Shown below in Figure 2.21.1 is the southwest corner of a 1:24,000-scale topographic map published by the United States Geological Survey (USGS). Note that the geographic coordinates (40 45' N latitude, 77° 52' 30" W longitude) of the corner are specified. Also shown, however, are ticks and labels representing two plane coordinate systems, the Universal Transverse Mercator (UTM) system and the State Plane Coordinates (SPC) system. The tick labeled "4515" represents a UTM grid line (called a "northing") that runs parallel to and 4,515,000 meters north of, the equator. Ticks labeled "258" and "259" represent grid lines that run perpendicular to the equator and 258,000 meters and 259,000 meters east, respectively, of the origin of the UTM Zone 18 North grid.
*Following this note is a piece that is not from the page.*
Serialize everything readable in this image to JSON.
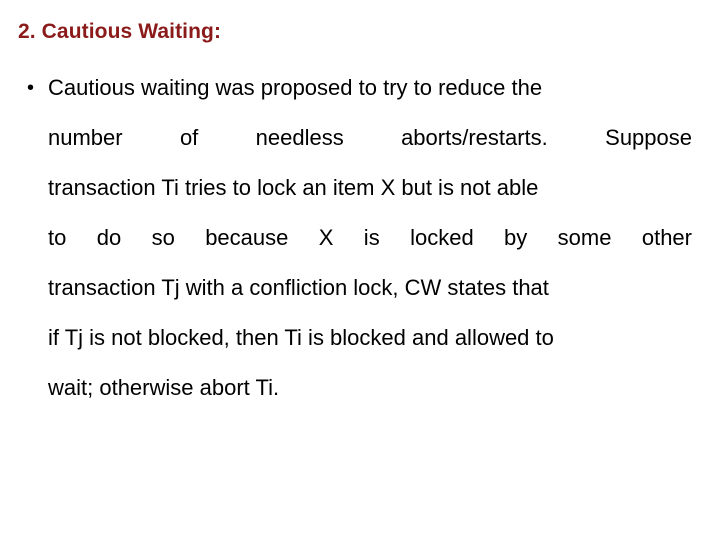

Unlike longitude lines, UTM "eastings" are straight and do not converge upon the Earth's poles. All of this begs the question, **Why are multiple coordinate system grids shown on the map? Why aren't geographic coordinates sufficient?**

You can think of a plane coordinate system as the juxtaposition of two measurement scales. In other words, if you were to place two rulers at right angles, such that the "0" marks of the rulers aligned, you'd define a plane coordinate system. The rulers are called "axes." The absolute location of any point in the space in the plane coordinate system is defined in terms of distance measurements along the x (east-west) and y (north-south) axes. A position defined by the coordinates (1,1) is located one unit to the right, and one unit up from the origin (0,0). The UTM grid is a widely-used type of geospatial plane coordinate system in which positions are specified as eastings (distances, in meters, east of an origin) and northings (distances north of the origin).
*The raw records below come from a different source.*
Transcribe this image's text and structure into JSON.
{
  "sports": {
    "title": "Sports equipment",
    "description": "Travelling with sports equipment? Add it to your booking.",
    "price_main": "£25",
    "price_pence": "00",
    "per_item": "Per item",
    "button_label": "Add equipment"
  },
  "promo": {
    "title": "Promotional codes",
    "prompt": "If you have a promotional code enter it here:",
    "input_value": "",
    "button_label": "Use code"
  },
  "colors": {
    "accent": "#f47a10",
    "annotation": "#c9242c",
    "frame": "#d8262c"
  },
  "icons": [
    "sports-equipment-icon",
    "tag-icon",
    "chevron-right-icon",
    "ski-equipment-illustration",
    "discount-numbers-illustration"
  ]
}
By contrast, the geographic coordinate system grid of latitudes and longitudes consists of two *curved* measurement scales to fit the nearly-spherical shape of the Earth. As you know, geographic coordinates are specified in degrees, minutes, and seconds of arc. **Curved grids are inconvenient to use for plotting positions on flat maps. Furthermore, calculating distances, directions and areas with spherical coordinates are cumbersome in comparison with plane coordinates.** For these reasons, cartographers and military officials in Europe and the U.S. developed the UTM coordinate system. UTM grids are now standard not only on printed topographic maps but also for the geospatial referencing of the digital data that comprise the emerging U.S. "National Map."

In this section of Chapter 2, you will learn to:

- describe the characteristics of the UTM coordinate system, including its basis in the Transverse Mercator map projection; and
- plot UTM coordinates on a map.